ASTI complains after losing members to TUI in dispute over teacher pay and reforms
A teaching union is furious that its former members are joining another union after it battled against acceptance of the Lansdowne Road Agreement and Junior Cert reforms.
About 1,200 members of the Association of Secondary Teachers Ireland (ASTI) resigned this year, and the belief is many of those are now members of the Teachers' Union of Ireland (TUI).
The number may include retirees, but with annual ASTI membership fees ranging from €337 for a full-time teacher, to €50 for part-timer on less than 11 hours a week, a transfer of members would represent a major long-term financial drain.
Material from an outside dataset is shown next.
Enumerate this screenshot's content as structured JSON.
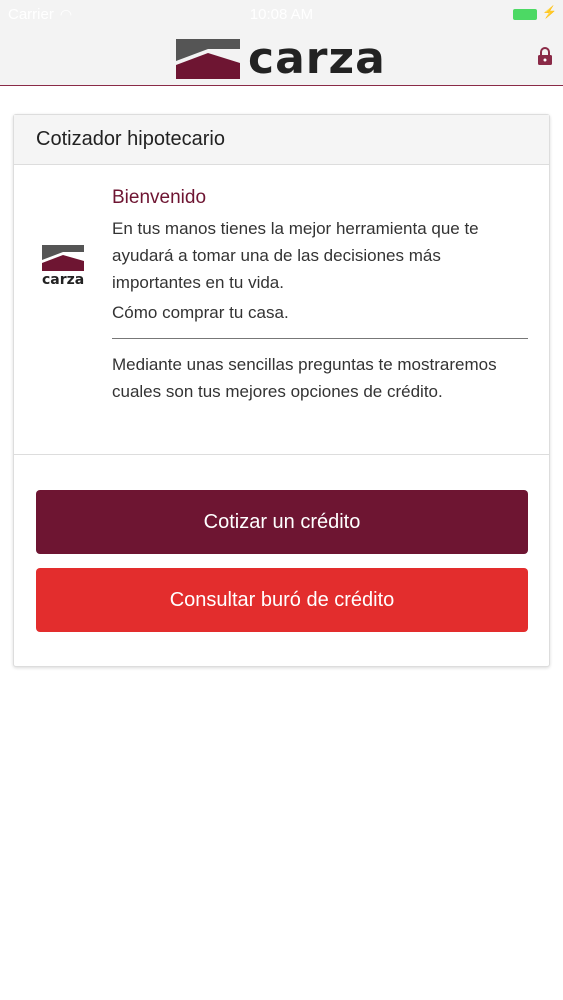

The ASTI has now complained to the Irish Congress of Trades Unions (Ictu) about the phenomenon. The ASTI's heavy membership losses happened during the months when members were missing out on pay increases - and for many young teachers, a permanent contract - because of their ongoing rejection of the Lansdowne Road Agreement (LRA).
Rising discontent spilled on to the floor at the union's annual Easter conference when delegates spoke openly about people leaving.
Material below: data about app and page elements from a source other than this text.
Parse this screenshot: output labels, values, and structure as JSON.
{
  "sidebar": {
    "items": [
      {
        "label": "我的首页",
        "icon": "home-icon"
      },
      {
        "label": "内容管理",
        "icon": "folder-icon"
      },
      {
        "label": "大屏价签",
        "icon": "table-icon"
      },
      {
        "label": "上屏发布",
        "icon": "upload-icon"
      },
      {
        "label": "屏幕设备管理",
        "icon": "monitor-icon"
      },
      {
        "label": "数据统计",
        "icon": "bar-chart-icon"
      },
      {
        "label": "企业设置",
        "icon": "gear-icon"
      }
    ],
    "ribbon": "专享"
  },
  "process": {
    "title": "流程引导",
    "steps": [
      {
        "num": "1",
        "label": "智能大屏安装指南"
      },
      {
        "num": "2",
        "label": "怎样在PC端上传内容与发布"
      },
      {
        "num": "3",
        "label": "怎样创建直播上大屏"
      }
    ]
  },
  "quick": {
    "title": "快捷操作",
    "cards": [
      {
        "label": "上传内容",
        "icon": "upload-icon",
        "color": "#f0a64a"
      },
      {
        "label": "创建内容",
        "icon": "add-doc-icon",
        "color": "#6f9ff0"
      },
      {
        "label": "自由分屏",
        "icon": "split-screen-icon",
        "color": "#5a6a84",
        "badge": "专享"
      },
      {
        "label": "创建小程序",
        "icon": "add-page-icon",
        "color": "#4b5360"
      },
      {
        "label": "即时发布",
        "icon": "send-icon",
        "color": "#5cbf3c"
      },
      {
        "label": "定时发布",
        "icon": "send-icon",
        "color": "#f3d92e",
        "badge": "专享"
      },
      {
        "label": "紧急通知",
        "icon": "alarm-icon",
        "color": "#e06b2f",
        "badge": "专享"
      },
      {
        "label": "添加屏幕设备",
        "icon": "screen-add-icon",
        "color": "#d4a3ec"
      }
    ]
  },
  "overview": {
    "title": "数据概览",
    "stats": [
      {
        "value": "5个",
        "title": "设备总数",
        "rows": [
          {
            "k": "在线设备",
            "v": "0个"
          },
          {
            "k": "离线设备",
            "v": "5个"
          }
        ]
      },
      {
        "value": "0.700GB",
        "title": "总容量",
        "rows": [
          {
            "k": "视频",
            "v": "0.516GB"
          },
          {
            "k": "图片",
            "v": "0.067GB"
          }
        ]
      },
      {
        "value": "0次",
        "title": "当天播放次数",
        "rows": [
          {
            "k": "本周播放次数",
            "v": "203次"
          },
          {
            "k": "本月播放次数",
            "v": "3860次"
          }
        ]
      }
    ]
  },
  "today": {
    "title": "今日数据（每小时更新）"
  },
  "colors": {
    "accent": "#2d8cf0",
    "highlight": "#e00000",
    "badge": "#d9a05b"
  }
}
The ASTI finally accepted the Lansdowne Road Agreement and Junior Cert reforms in June, after a grassroots movement forced a special delegate convention to reconsider its position.
Now the ASTI complaint over its lost members is being considered by Ictu although, at this stage, it has not been referred to its Disputes Committee.
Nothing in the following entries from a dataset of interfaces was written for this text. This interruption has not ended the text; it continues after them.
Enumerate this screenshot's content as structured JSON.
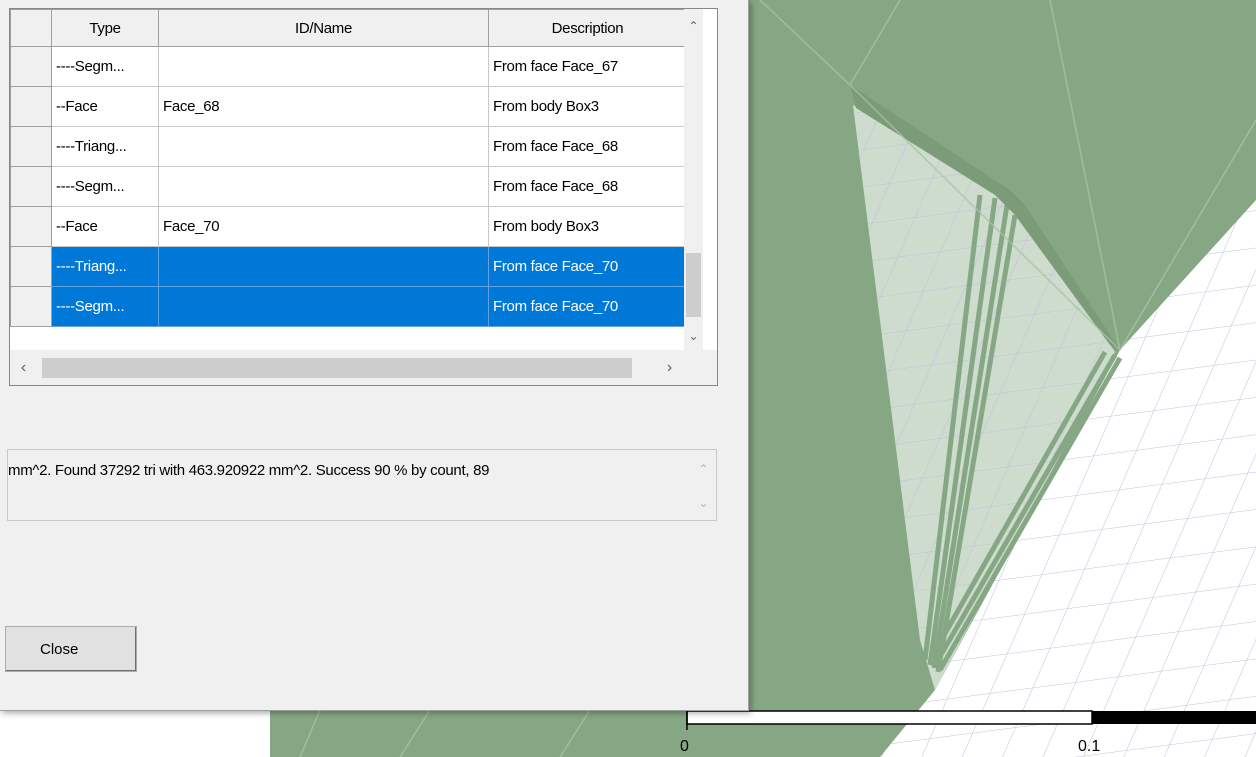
{
  "table": {
    "columns": [
      "Type",
      "ID/Name",
      "Description"
    ],
    "rows": [
      {
        "type": "----Segm...",
        "id": "",
        "description": "From face Face_67",
        "selected": false
      },
      {
        "type": "--Face",
        "id": "Face_68",
        "description": "From body Box3",
        "selected": false
      },
      {
        "type": "----Triang...",
        "id": "",
        "description": "From face Face_68",
        "selected": false
      },
      {
        "type": "----Segm...",
        "id": "",
        "description": "From face Face_68",
        "selected": false
      },
      {
        "type": "--Face",
        "id": "Face_70",
        "description": "From body Box3",
        "selected": false
      },
      {
        "type": "----Triang...",
        "id": "",
        "description": "From face Face_70",
        "selected": true
      },
      {
        "type": "----Segm...",
        "id": "",
        "description": "From face Face_70",
        "selected": true
      }
    ]
  },
  "message": "mm^2. Found 37292 tri with 463.920922 mm^2. Success 90 % by count, 89",
  "close_label": "Close",
  "scale_bar": {
    "label_start": "0",
    "label_mid": "0.1"
  },
  "colors": {
    "selection": "#0078d7",
    "model_fill": "#86a784",
    "mesh_line": "#b8b9d6",
    "dialog_bg": "#f0f0f0"
  }
}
Ictu has an "anti-poaching" agreement that prohibits unions taking advantage of a dispute and recruiting members of another union.
It is not clear whether the departing ASTI members would have declared their previous affiliation to the TUI.
Neither union would comment, other than to confirm that the matter was going through Ictu processes.
A teacher's union affiliation generally depends on the school sector in which they work, with the ASTI representing those in voluntary secondary schools - traditionally run or, previously run, by the religious.
The TUI largely negotiates for those in schools managed by local education and training boards. The unions share representation in the community and comprehensive school sector.
The ASTI will ballot its members next month on Lansdowne Road's successor. The recommendation is to reject the pay deal - but with members licking their wounds after the financial pain of delayed acceptance of the LRA, it remains to be seen how they will respond.
The deal, the Public Service Stability Agreement (PSSA), has been accepted by a majority of Ictu unions, although other teachers' unions have rejected it this time, because it has not ended two-tier pay scales.
But the terms of the PSSA will apply to members of all unions unless they "repudiate" it by taking industrial action.
The INTO executive agreed on Friday to participate in a Government review on pay equality, but a spokesman said it did not mean it was signing up.
An INTO activist group, Glór, which is campaigning for pay equality, said it was appalled by the decision of the union leadership to enter into talks.